(Component data from apps and pages)
- - - - -

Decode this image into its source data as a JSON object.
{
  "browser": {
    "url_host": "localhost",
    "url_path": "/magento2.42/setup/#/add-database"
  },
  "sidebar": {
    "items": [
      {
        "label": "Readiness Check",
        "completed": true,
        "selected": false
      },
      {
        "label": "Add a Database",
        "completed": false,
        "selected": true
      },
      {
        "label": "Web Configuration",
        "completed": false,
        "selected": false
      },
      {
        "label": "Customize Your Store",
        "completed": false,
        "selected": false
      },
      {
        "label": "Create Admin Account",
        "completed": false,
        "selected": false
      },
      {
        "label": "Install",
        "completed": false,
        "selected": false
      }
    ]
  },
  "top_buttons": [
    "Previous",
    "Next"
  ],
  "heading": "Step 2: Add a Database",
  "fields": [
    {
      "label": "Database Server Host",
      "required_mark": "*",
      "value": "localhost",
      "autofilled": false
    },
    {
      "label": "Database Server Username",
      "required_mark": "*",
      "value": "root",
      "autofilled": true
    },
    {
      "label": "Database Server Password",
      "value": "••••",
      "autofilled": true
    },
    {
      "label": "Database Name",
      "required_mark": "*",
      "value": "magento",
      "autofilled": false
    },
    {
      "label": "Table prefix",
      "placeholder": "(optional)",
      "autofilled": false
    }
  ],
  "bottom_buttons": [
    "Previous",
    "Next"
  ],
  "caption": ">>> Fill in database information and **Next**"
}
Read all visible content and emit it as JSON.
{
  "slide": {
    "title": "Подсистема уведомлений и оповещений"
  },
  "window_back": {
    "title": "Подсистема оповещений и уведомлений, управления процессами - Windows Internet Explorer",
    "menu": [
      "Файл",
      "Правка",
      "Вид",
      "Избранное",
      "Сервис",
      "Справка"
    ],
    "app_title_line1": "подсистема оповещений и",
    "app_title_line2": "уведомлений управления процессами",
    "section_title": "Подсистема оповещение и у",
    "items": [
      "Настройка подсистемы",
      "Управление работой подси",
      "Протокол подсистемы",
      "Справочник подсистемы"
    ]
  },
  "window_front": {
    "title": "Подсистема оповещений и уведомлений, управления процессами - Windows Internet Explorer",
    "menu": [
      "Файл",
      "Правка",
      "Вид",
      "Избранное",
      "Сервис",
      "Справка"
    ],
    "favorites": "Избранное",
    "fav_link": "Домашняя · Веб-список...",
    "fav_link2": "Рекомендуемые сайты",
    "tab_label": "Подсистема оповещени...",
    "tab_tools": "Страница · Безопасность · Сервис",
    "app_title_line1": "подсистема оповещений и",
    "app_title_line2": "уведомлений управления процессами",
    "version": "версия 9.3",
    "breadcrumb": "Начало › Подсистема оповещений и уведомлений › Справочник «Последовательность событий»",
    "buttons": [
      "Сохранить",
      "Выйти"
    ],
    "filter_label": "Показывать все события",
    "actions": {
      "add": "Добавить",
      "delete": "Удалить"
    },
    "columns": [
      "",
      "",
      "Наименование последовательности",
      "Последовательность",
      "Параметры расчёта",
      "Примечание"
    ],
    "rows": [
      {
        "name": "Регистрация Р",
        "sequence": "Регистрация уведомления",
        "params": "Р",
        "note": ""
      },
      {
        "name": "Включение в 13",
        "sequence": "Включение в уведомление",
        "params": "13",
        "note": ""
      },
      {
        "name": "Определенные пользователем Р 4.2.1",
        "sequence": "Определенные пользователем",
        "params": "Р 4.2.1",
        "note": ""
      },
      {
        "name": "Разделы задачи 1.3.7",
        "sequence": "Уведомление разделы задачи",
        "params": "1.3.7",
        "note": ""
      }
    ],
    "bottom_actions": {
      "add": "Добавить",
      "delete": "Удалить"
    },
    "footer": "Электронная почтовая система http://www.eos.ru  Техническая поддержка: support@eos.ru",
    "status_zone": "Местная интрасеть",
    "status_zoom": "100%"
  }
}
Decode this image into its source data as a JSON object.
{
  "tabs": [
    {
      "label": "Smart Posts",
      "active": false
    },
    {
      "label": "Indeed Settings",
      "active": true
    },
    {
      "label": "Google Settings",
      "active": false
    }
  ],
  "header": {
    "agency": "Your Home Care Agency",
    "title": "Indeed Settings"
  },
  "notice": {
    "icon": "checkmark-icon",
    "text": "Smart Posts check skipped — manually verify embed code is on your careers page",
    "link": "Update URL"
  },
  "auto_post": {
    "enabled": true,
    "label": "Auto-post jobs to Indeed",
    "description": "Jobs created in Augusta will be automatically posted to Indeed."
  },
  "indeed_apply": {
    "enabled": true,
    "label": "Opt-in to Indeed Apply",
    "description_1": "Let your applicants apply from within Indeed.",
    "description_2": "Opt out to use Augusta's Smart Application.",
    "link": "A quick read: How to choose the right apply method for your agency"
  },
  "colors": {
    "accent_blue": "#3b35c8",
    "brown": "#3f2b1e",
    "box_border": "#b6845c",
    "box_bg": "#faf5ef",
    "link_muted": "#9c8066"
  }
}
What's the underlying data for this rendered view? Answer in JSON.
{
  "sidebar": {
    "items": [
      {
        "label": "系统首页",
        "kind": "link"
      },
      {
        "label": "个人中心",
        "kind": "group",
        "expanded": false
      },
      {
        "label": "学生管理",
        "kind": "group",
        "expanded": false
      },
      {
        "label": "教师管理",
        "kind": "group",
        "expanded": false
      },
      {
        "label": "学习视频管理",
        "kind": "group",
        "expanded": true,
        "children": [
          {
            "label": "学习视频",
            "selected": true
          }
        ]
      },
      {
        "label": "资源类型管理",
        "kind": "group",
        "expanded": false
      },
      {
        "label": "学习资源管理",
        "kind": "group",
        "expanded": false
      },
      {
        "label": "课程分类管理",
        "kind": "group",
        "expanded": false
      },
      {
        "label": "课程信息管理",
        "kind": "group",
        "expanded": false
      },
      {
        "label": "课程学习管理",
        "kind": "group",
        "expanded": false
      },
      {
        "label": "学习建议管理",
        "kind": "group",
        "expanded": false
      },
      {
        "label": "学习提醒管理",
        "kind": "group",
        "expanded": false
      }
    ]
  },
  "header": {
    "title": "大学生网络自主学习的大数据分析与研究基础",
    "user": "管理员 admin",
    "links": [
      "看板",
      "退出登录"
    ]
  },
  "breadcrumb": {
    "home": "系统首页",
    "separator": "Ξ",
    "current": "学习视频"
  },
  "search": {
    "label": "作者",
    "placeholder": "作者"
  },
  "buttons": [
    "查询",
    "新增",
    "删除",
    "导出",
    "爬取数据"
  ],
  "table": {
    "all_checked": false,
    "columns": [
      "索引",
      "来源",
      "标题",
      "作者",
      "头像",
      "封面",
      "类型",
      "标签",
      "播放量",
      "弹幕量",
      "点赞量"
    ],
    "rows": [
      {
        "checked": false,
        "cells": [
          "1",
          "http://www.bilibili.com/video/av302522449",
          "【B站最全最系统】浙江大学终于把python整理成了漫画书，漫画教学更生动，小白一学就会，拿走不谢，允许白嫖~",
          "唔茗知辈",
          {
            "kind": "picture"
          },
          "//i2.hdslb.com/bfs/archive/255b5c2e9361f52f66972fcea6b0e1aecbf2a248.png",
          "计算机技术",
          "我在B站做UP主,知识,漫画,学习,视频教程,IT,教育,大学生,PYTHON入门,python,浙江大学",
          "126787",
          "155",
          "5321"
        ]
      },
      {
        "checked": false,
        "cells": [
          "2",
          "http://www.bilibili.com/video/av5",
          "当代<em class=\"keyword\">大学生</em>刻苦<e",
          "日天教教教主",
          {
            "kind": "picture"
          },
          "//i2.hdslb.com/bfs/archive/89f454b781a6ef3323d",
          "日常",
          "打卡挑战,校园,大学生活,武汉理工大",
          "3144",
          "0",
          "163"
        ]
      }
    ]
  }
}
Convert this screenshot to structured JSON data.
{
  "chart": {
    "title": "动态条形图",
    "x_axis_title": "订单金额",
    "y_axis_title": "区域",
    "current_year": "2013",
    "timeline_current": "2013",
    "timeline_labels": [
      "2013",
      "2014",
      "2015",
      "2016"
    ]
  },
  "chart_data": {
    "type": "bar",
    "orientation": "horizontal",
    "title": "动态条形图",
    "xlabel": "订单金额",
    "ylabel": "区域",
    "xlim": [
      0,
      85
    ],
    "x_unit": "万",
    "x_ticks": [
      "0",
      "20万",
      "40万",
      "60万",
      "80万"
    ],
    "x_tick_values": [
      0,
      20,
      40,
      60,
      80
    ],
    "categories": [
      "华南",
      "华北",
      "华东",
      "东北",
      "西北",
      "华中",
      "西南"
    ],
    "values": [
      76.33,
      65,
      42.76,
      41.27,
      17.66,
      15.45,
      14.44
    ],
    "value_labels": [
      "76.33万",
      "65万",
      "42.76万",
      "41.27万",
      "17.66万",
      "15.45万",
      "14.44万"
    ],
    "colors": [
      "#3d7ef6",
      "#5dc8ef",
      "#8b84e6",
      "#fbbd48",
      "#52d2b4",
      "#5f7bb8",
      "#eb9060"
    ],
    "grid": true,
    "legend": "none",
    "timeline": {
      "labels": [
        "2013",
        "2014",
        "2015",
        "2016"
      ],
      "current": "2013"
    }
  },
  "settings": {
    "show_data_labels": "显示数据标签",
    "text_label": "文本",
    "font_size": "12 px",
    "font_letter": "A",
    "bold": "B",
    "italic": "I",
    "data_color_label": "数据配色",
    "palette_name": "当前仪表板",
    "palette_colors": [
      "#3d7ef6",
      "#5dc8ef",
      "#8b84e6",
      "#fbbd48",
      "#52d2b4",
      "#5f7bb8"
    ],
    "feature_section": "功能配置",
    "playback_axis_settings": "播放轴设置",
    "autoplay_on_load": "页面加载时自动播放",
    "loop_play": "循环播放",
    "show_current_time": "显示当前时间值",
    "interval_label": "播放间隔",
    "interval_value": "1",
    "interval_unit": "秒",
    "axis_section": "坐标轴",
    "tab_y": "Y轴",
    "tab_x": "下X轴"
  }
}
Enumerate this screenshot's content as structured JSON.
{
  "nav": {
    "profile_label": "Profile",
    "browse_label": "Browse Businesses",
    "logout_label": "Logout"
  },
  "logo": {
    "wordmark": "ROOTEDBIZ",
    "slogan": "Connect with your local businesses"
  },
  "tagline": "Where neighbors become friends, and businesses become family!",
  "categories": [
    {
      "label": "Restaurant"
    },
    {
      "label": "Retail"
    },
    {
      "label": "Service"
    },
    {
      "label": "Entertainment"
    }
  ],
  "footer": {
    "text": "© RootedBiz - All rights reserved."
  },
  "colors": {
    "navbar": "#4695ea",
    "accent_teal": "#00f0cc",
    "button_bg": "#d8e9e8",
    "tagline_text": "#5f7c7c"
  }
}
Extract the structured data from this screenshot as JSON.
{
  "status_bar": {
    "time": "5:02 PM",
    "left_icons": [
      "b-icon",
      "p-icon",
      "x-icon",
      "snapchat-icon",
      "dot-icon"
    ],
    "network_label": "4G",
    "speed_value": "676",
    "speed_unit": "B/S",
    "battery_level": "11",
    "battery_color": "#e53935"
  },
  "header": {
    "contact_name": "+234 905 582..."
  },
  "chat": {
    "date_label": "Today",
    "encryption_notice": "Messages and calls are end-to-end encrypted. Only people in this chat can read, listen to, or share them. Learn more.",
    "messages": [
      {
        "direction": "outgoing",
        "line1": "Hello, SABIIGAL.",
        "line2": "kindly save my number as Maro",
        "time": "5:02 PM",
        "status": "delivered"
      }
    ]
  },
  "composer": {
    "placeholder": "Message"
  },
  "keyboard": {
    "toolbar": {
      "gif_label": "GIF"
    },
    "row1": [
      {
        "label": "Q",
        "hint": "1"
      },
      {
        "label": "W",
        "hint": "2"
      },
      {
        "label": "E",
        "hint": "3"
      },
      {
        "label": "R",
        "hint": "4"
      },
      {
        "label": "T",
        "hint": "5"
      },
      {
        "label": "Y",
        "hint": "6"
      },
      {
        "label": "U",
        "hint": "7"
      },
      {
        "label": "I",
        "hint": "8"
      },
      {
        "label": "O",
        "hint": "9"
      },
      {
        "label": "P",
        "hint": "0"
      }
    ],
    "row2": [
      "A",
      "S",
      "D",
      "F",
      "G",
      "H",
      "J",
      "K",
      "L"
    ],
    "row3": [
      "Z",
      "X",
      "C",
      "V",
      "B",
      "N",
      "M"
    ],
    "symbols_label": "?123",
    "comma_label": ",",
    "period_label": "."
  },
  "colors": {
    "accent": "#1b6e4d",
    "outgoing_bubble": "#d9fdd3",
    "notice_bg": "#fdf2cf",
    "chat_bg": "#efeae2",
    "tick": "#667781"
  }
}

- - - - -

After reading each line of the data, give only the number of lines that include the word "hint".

10